"Think about it," Staci Fox, president and CEO of Planned Parenthood Southeast, said. "Patient health and safety is our number one priority at Planned Parenthood. Patient care is making sure women have safe, compassionate, respectful care as well as client education, support, and counseling. The admitting privileges law does nothing to make women safer. Instead, it harms them.”"
Physicians who provide abortion in Alabama cannot obtain admitting privileges at local hospitals for a variety of reasons that have nothing to do with their quality or credentials. The reasons include: the religious affiliation of the hospitals as well as various hospital bylaw requirements that the physicians cannot satisfy, such as minimum number of hospital admissions per year (which the physicians cannot satisfy because abortion is so safe), and requirements that the physician live within a certain distance of the hospital.
The intent of Alabama’s law requiring doctors to have admitting privileges has been repeatedly made clear in statements from legislators. State Representative Mac McCutcheon said plainly at a rally that the Alabama Legislature would soon pass bills “to shut down these [abortion] clinics."
And women in Alabama aren’t the only targets of this strategy. Later this month, Planned Parenthood and the ACLU will be in a federal court in Madison for a trial on a similar Wisconsin law.
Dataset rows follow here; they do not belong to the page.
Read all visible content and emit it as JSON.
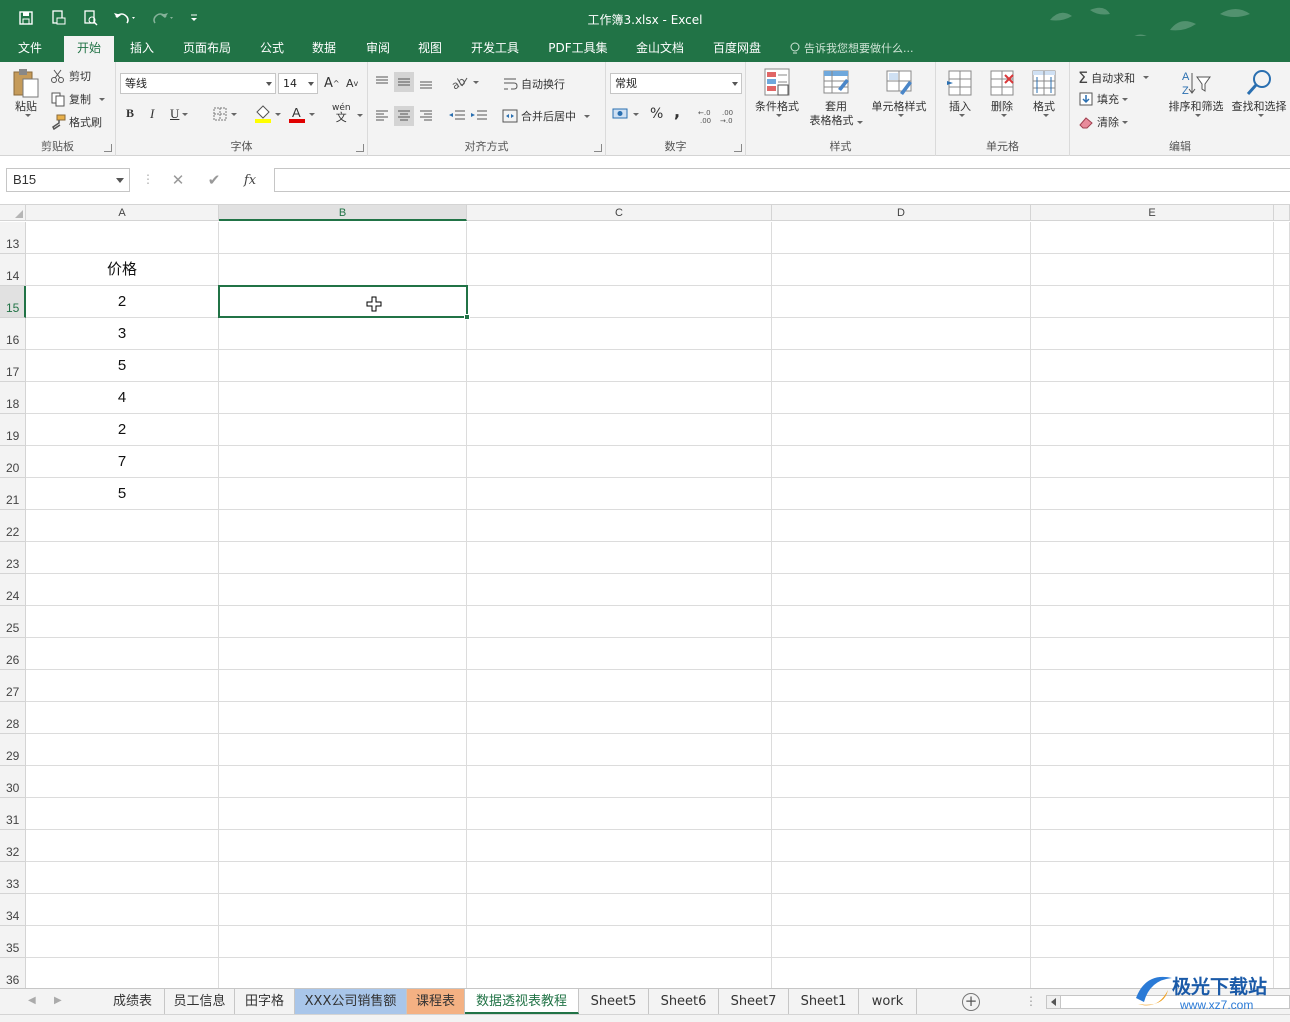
{
  "window": {
    "title": "工作簿3.xlsx - Excel"
  },
  "menu": {
    "tabs": [
      "文件",
      "开始",
      "插入",
      "页面布局",
      "公式",
      "数据",
      "审阅",
      "视图",
      "开发工具",
      "PDF工具集",
      "金山文档",
      "百度网盘"
    ],
    "active_index": 1,
    "tell_me": "告诉我您想要做什么..."
  },
  "ribbon": {
    "clipboard": {
      "group": "剪贴板",
      "paste": "粘贴",
      "cut": "剪切",
      "copy": "复制",
      "format_painter": "格式刷"
    },
    "font": {
      "group": "字体",
      "name": "等线",
      "size": "14",
      "bold": "B",
      "italic": "I",
      "underline": "U",
      "grow": "A",
      "shrink": "A",
      "phonetic": "wén",
      "highlight_color": "#ffff00",
      "font_color": "#e00000"
    },
    "alignment": {
      "group": "对齐方式",
      "wrap": "自动换行",
      "merge": "合并后居中"
    },
    "number": {
      "group": "数字",
      "format": "常规",
      "percent": "%",
      "comma": ","
    },
    "styles": {
      "group": "样式",
      "conditional": "条件格式",
      "table_line1": "套用",
      "table_line2": "表格格式",
      "cell_styles": "单元格样式"
    },
    "cells": {
      "group": "单元格",
      "insert": "插入",
      "delete": "删除",
      "format": "格式"
    },
    "editing": {
      "group": "编辑",
      "autosum": "自动求和",
      "fill": "填充",
      "clear": "清除",
      "sort": "排序和筛选",
      "find": "查找和选择"
    }
  },
  "formula_bar": {
    "name_box": "B15",
    "cancel": "✕",
    "enter": "✔",
    "fx": "fx",
    "value": ""
  },
  "grid": {
    "columns": [
      "A",
      "B",
      "C",
      "D",
      "E"
    ],
    "selected_column": "B",
    "rows": [
      {
        "num": "13",
        "a": ""
      },
      {
        "num": "14",
        "a": "价格"
      },
      {
        "num": "15",
        "a": "2"
      },
      {
        "num": "16",
        "a": "3"
      },
      {
        "num": "17",
        "a": "5"
      },
      {
        "num": "18",
        "a": "4"
      },
      {
        "num": "19",
        "a": "2"
      },
      {
        "num": "20",
        "a": "7"
      },
      {
        "num": "21",
        "a": "5"
      },
      {
        "num": "22",
        "a": ""
      },
      {
        "num": "23",
        "a": ""
      },
      {
        "num": "24",
        "a": ""
      },
      {
        "num": "25",
        "a": ""
      },
      {
        "num": "26",
        "a": ""
      },
      {
        "num": "27",
        "a": ""
      },
      {
        "num": "28",
        "a": ""
      },
      {
        "num": "29",
        "a": ""
      },
      {
        "num": "30",
        "a": ""
      },
      {
        "num": "31",
        "a": ""
      },
      {
        "num": "32",
        "a": ""
      },
      {
        "num": "33",
        "a": ""
      },
      {
        "num": "34",
        "a": ""
      },
      {
        "num": "35",
        "a": ""
      },
      {
        "num": "36",
        "a": ""
      }
    ],
    "selected_row": "15",
    "active_cell": "B15"
  },
  "sheets": {
    "tabs": [
      {
        "name": "成绩表",
        "color": ""
      },
      {
        "name": "员工信息",
        "color": ""
      },
      {
        "name": "田字格",
        "color": ""
      },
      {
        "name": "XXX公司销售额",
        "color": "#a9c6ea"
      },
      {
        "name": "课程表",
        "color": "#f4b183"
      },
      {
        "name": "数据透视表教程",
        "color": ""
      },
      {
        "name": "Sheet5",
        "color": ""
      },
      {
        "name": "Sheet6",
        "color": ""
      },
      {
        "name": "Sheet7",
        "color": ""
      },
      {
        "name": "Sheet1",
        "color": ""
      },
      {
        "name": "work",
        "color": ""
      }
    ],
    "active": "数据透视表教程",
    "add": "+"
  },
  "watermark": {
    "text": "极光下载站",
    "url": "www.xz7.com"
  },
  "colors": {
    "accent": "#217346",
    "ribbon_bg": "#f3f3f3"
  }
}
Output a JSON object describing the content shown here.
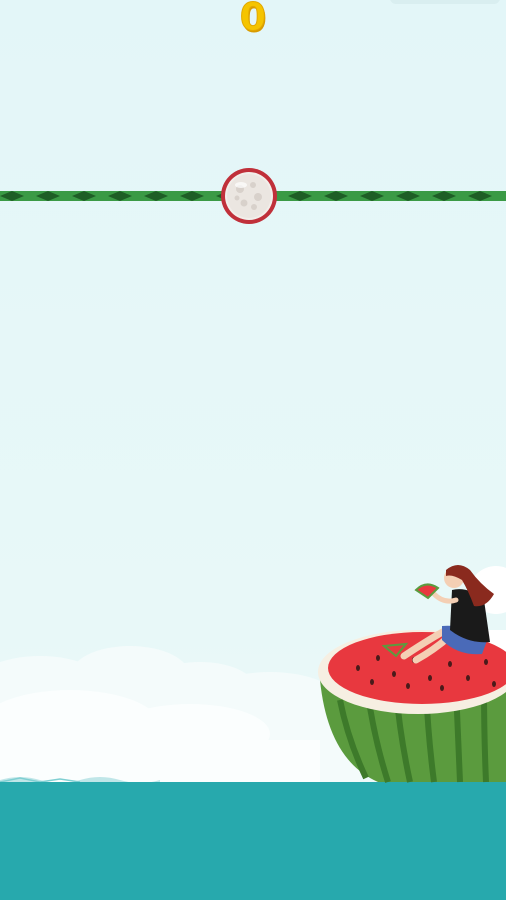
{
  "hud": {
    "score": "0"
  },
  "colors": {
    "sky": "#e3f6f8",
    "sea": "#27a9ad",
    "rope_green": "#2f8f3a",
    "rope_dark": "#1e5e26",
    "ball_rim": "#c0303a",
    "score_yellow": "#f5c400",
    "melon_red": "#e8383f",
    "melon_rind": "#5b9b3e"
  },
  "icons": {
    "ball": "lychee-ball-icon",
    "player": "girl-on-watermelon-icon"
  }
}
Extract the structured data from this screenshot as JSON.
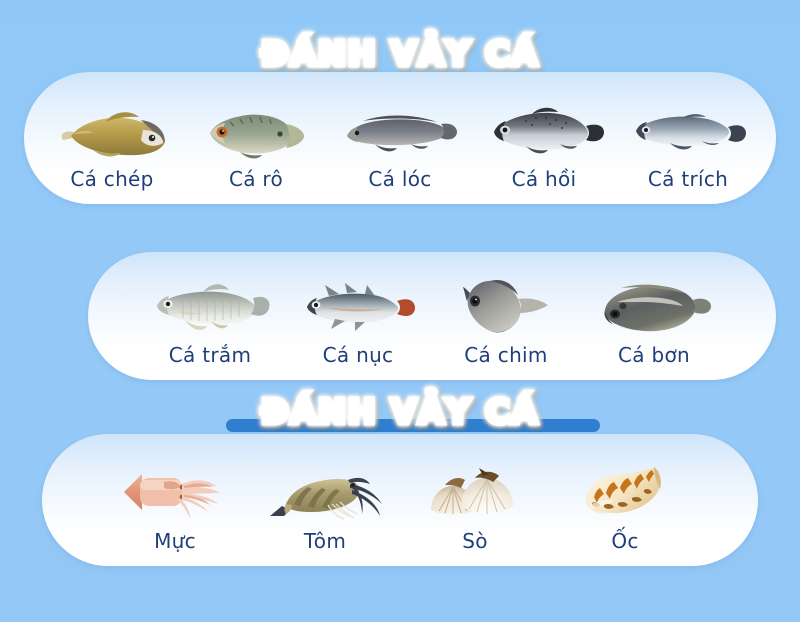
{
  "page": {
    "background_color": "#92c7f7",
    "title_gradient_top": "#ffcd6a",
    "title_gradient_bottom": "#e97f0d",
    "caption_color": "#1f3f7a",
    "bar_color": "#2f7ed0"
  },
  "sections": [
    {
      "heading": "ĐÁNH VẢY CÁ",
      "has_bar": false,
      "items": [
        {
          "label": "Cá chép",
          "icon": "carp-fish-icon"
        },
        {
          "label": "Cá rô",
          "icon": "climbing-perch-fish-icon"
        },
        {
          "label": "Cá lóc",
          "icon": "snakehead-fish-icon"
        },
        {
          "label": "Cá hồi",
          "icon": "salmon-fish-icon"
        },
        {
          "label": "Cá trích",
          "icon": "herring-fish-icon"
        }
      ]
    },
    {
      "heading": "",
      "has_bar": false,
      "items": [
        {
          "label": "Cá trắm",
          "icon": "grass-carp-fish-icon"
        },
        {
          "label": "Cá nục",
          "icon": "scad-fish-icon"
        },
        {
          "label": "Cá chim",
          "icon": "pomfret-fish-icon"
        },
        {
          "label": "Cá bơn",
          "icon": "flounder-fish-icon"
        }
      ]
    },
    {
      "heading": "ĐÁNH VẢY CÁ",
      "has_bar": true,
      "items": [
        {
          "label": "Mực",
          "icon": "squid-icon"
        },
        {
          "label": "Tôm",
          "icon": "shrimp-icon"
        },
        {
          "label": "Sò",
          "icon": "scallop-shell-icon"
        },
        {
          "label": "Ốc",
          "icon": "conch-snail-icon"
        }
      ]
    }
  ]
}
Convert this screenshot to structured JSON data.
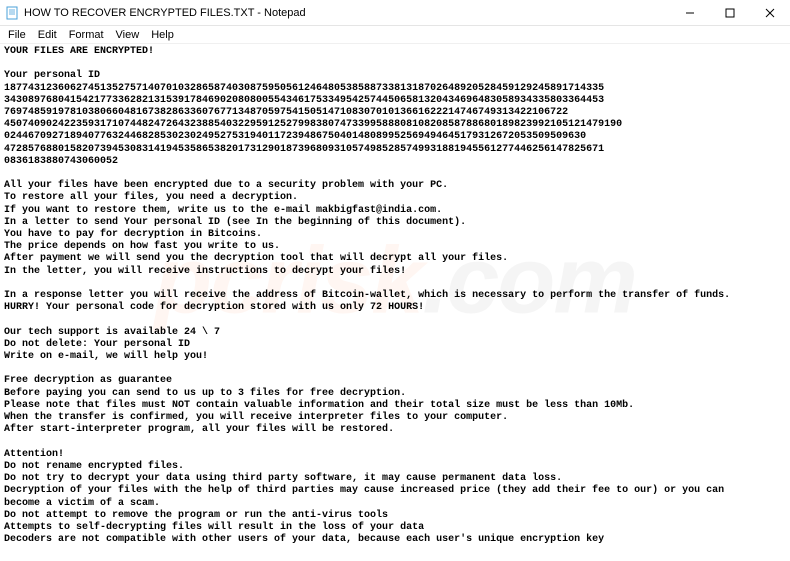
{
  "window": {
    "title": "HOW TO RECOVER ENCRYPTED FILES.TXT - Notepad",
    "app_icon": "notepad-icon"
  },
  "menu": {
    "items": [
      "File",
      "Edit",
      "Format",
      "View",
      "Help"
    ]
  },
  "watermark": {
    "a": "pcrisk",
    "b": ".com"
  },
  "body_text": "YOUR FILES ARE ENCRYPTED!\n\nYour personal ID\n1877431236062745135275714070103286587403087595056124648053858873381318702648920528459129245891714335\n3430897680415421773362821315391784690208080055434617533495425744506581320434696483058934335803364453\n7697485919781038066048167382863360767713487059754150514710830701013661622214746749313422106722\n4507409024223593171074482472643238854032295912527998380747339958880810820858788680189823992105121479190\n0244670927189407763244682853023024952753194011723948675040148089952569494645179312672053509509630\n4728576880158207394530831419453586538201731290187396809310574985285749931881945561277446256147825671\n0836183880743060052\n\nAll your files have been encrypted due to a security problem with your PC.\nTo restore all your files, you need a decryption.\nIf you want to restore them, write us to the e-mail makbigfast@india.com.\nIn a letter to send Your personal ID (see In the beginning of this document).\nYou have to pay for decryption in Bitcoins.\nThe price depends on how fast you write to us.\nAfter payment we will send you the decryption tool that will decrypt all your files.\nIn the letter, you will receive instructions to decrypt your files!\n\nIn a response letter you will receive the address of Bitcoin-wallet, which is necessary to perform the transfer of funds.\nHURRY! Your personal code for decryption stored with us only 72 HOURS!\n\nOur tech support is available 24 \\ 7\nDo not delete: Your personal ID\nWrite on e-mail, we will help you!\n\nFree decryption as guarantee\nBefore paying you can send to us up to 3 files for free decryption.\nPlease note that files must NOT contain valuable information and their total size must be less than 10Mb.\nWhen the transfer is confirmed, you will receive interpreter files to your computer.\nAfter start-interpreter program, all your files will be restored.\n\nAttention!\nDo not rename encrypted files.\nDo not try to decrypt your data using third party software, it may cause permanent data loss.\nDecryption of your files with the help of third parties may cause increased price (they add their fee to our) or you can\nbecome a victim of a scam.\nDo not attempt to remove the program or run the anti-virus tools\nAttempts to self-decrypting files will result in the loss of your data\nDecoders are not compatible with other users of your data, because each user's unique encryption key"
}
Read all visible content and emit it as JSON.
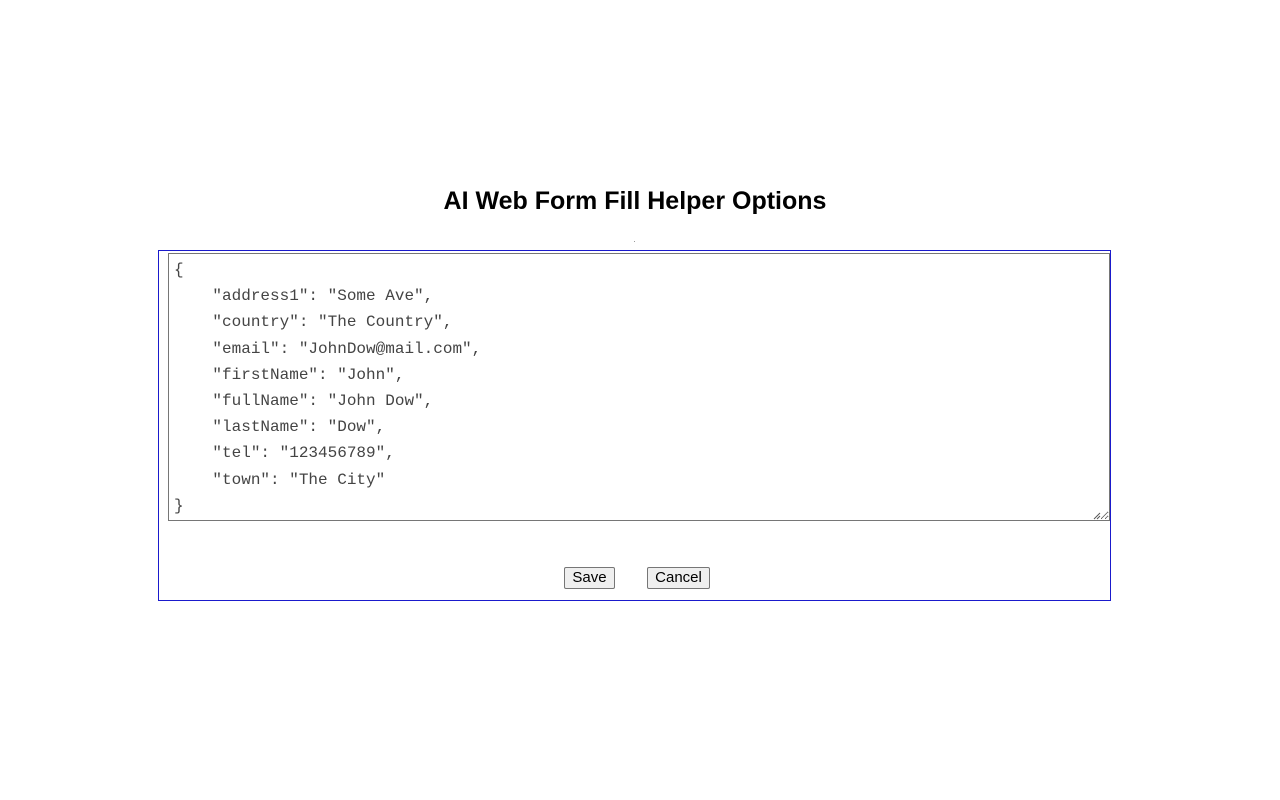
{
  "page": {
    "title": "AI Web Form Fill Helper Options"
  },
  "editor": {
    "value": "{\n    \"address1\": \"Some Ave\",\n    \"country\": \"The Country\",\n    \"email\": \"JohnDow@mail.com\",\n    \"firstName\": \"John\",\n    \"fullName\": \"John Dow\",\n    \"lastName\": \"Dow\",\n    \"tel\": \"123456789\",\n    \"town\": \"The City\"\n}"
  },
  "actions": {
    "save_label": "Save",
    "cancel_label": "Cancel"
  },
  "colors": {
    "panel_border": "#1a1acc",
    "text": "#000000"
  },
  "icons": {
    "resize": "resize-grip-icon"
  }
}
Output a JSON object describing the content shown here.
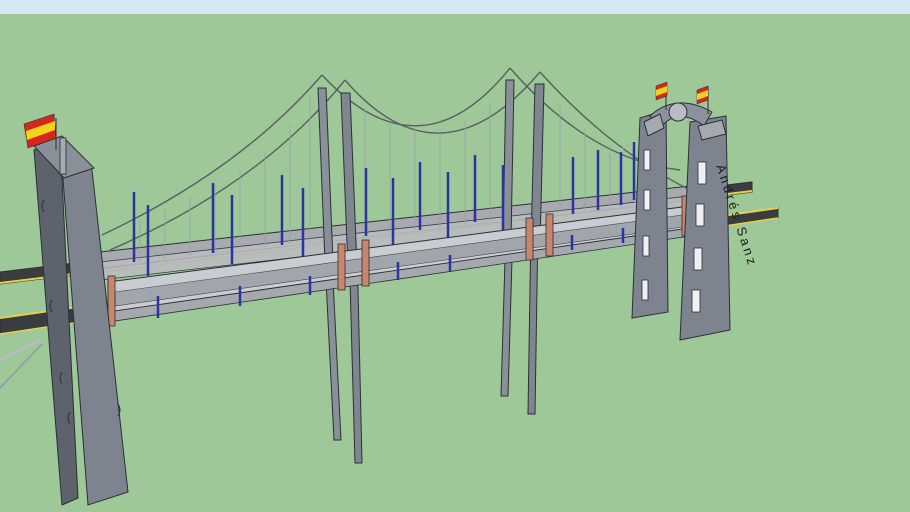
{
  "model": {
    "tower_inscription": "Andrés Sanz"
  },
  "colors": {
    "ground": "#9ec897",
    "sky": "#d6e8f4",
    "concrete": "#7d848f",
    "concrete_dark": "#5d636c",
    "deck": "#3a3c40",
    "edge_line": "#e3d34a",
    "railing": "#b9bcc0",
    "lamp_post": "#2a34a0",
    "beam": "#c8866a",
    "flag_red": "#d5261f",
    "flag_yellow": "#f4d21a"
  }
}
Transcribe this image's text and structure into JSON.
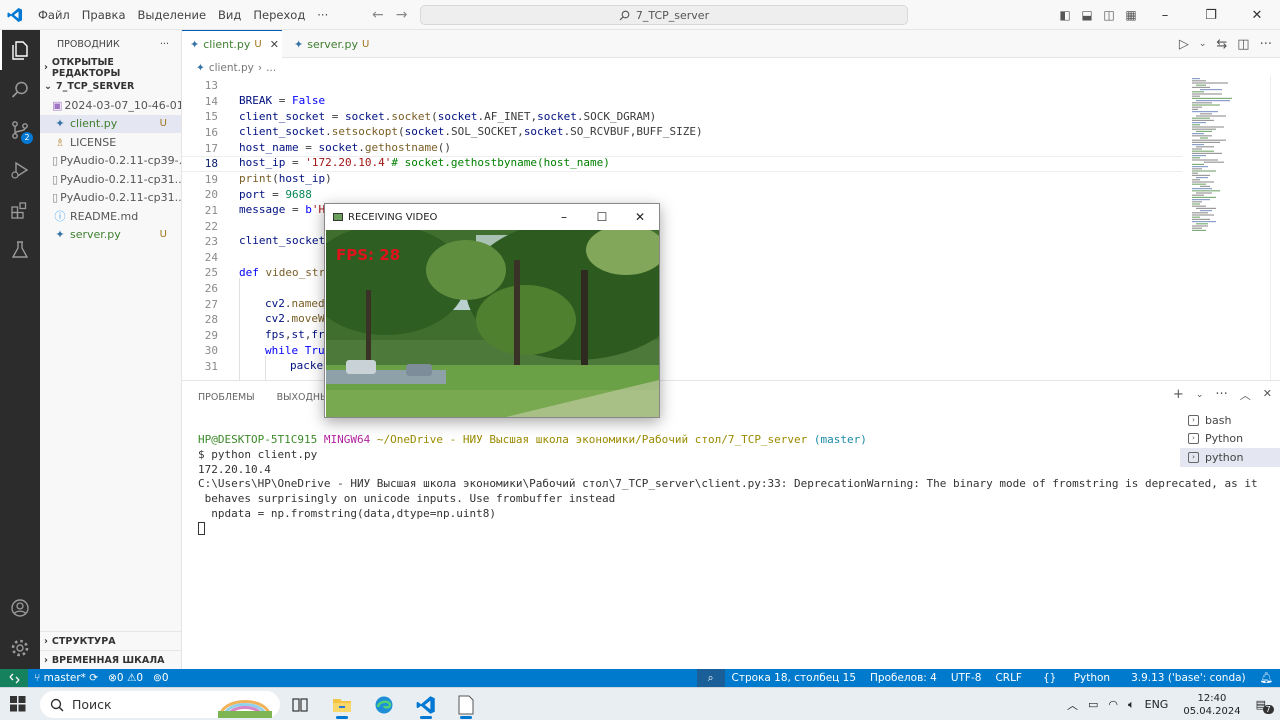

A similar law in Mississippi — currently blocked by court order — could eliminate the state’s only remaining abortion provider. In Texas, where a similar law has taken effect, the number of physicians providing safe and legal abortion has been reduced, and drastically so in regions where residents are low-income and in the greatest need for health care. Meanwhile, similar legislation has been introduced in Pennsylvania, has passed both chambers in Louisiana, and is nearing Governor Mary Fallin’s desk in Oklahoma.
"Our elected officials are wasting taxpayer resources to prevent women from getting the care they need," said Susan Watson, executive director of the ACLU of Alabama. "Politicians need to stop trying to put women at risk and focus on Alabama’s real problems, like fixing our schools and creating jobs."
The plaintiffs in this case are Planned Parenthood Southeast and Reproductive Health Services. They are represented by attorneys from the American Civil Liberties Union, the ACLU of Alabama, the Planned Parenthood Federation of America and the Montgomery firm Sabel & Sabel.